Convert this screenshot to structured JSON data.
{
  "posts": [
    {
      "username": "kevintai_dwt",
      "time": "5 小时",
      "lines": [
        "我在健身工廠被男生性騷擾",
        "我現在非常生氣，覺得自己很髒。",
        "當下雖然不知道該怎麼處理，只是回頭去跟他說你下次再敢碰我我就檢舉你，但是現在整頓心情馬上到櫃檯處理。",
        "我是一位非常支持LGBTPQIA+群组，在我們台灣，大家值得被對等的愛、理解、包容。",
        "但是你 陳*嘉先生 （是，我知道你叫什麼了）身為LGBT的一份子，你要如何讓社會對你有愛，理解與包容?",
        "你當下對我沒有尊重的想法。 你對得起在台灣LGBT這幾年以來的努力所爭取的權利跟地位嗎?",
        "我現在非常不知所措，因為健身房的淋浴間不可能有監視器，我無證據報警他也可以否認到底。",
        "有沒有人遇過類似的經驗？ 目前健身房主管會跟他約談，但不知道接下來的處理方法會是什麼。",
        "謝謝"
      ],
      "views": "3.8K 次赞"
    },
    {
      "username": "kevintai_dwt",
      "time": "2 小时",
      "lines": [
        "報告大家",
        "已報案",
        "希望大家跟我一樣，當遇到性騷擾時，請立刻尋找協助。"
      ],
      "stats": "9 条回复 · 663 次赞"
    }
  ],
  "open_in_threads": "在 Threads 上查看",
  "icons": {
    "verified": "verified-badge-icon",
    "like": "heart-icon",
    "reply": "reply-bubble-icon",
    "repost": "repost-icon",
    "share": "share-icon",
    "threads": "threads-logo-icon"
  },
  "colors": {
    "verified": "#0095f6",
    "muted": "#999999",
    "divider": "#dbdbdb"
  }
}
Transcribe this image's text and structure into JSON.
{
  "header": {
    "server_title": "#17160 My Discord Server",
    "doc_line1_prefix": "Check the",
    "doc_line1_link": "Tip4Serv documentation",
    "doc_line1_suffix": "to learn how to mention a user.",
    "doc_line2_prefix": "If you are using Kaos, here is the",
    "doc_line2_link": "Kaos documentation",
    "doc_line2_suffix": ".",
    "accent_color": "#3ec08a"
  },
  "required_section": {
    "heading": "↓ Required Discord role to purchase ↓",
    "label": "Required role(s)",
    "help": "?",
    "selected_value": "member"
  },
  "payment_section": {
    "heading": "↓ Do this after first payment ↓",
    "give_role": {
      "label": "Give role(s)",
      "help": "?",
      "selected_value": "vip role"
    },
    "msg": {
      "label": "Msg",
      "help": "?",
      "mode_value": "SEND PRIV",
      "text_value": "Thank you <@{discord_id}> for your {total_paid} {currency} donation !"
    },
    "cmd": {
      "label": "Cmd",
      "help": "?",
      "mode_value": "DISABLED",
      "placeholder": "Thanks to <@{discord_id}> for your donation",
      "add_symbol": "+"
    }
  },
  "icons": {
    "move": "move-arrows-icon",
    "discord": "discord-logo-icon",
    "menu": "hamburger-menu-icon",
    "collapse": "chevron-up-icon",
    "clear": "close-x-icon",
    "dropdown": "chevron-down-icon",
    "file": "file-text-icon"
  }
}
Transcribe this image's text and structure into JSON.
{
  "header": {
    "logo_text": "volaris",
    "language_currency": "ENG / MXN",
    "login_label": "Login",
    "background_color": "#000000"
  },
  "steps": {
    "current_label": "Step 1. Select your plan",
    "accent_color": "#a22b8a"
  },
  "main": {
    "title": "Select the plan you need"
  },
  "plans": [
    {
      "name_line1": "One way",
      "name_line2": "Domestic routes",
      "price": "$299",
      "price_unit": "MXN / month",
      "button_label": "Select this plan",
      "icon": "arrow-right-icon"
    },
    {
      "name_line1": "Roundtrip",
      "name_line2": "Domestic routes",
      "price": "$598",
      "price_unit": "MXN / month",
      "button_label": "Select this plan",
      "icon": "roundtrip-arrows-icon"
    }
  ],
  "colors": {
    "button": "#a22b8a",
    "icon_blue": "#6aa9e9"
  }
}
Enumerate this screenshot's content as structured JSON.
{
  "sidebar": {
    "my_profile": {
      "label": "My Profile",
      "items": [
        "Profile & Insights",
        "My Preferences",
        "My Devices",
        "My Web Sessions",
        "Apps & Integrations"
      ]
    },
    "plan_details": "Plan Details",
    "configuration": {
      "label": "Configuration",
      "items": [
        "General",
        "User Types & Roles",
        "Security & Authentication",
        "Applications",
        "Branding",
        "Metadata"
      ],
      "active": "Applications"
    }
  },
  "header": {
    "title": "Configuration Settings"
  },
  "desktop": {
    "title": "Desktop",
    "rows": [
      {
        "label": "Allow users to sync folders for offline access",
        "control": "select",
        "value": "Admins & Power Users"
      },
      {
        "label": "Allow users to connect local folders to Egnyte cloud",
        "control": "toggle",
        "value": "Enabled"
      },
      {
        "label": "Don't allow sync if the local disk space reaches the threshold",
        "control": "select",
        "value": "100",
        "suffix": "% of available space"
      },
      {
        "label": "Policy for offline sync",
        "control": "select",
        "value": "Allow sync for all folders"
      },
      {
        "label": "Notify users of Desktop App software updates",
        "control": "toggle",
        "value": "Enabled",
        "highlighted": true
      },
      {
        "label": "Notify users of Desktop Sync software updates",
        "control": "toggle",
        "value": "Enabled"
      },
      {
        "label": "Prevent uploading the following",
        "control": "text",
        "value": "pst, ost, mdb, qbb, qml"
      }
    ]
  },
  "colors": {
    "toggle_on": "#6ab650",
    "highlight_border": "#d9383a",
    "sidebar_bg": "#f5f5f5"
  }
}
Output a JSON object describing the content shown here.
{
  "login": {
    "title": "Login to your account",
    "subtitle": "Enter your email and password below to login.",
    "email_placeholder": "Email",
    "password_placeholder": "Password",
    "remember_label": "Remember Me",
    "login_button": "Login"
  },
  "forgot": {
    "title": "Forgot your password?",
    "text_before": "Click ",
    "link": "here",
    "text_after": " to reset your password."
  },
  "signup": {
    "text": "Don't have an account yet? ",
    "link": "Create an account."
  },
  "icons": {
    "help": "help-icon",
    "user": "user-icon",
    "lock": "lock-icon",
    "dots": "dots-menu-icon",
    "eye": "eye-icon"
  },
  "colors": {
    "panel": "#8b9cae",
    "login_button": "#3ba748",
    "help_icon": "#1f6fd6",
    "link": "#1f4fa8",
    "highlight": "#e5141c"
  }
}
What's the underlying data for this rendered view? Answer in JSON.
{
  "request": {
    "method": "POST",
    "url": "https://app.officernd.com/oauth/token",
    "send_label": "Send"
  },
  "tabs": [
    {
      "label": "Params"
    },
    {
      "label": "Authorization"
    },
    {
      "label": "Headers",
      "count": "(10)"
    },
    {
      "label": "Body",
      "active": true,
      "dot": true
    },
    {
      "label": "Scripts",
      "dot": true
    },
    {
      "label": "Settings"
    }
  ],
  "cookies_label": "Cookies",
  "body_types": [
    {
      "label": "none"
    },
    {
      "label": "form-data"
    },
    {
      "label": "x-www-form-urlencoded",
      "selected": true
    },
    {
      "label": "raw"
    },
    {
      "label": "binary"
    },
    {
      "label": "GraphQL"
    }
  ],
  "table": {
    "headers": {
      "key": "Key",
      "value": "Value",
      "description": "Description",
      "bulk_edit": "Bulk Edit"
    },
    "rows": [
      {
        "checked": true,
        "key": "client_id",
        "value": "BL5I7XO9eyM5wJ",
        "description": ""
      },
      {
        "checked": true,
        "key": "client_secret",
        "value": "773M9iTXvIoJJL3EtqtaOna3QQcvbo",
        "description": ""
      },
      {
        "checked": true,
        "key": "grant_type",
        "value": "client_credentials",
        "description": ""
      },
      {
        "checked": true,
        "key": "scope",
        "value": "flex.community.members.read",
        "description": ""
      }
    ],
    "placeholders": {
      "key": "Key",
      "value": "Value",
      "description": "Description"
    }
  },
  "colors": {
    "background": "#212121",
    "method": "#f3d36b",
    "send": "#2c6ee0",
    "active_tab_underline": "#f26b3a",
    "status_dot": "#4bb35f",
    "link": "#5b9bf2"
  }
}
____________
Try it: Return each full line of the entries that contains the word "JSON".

Task answer:
Convert this screenshot to structured JSON data.
Transcribe this image's text and structure into JSON.
Transcribe this image's text and structure into JSON.
Enumerate this screenshot's content as structured JSON.
Output a JSON object describing the content shown here.
What's the underlying data for this rendered view? Answer in JSON.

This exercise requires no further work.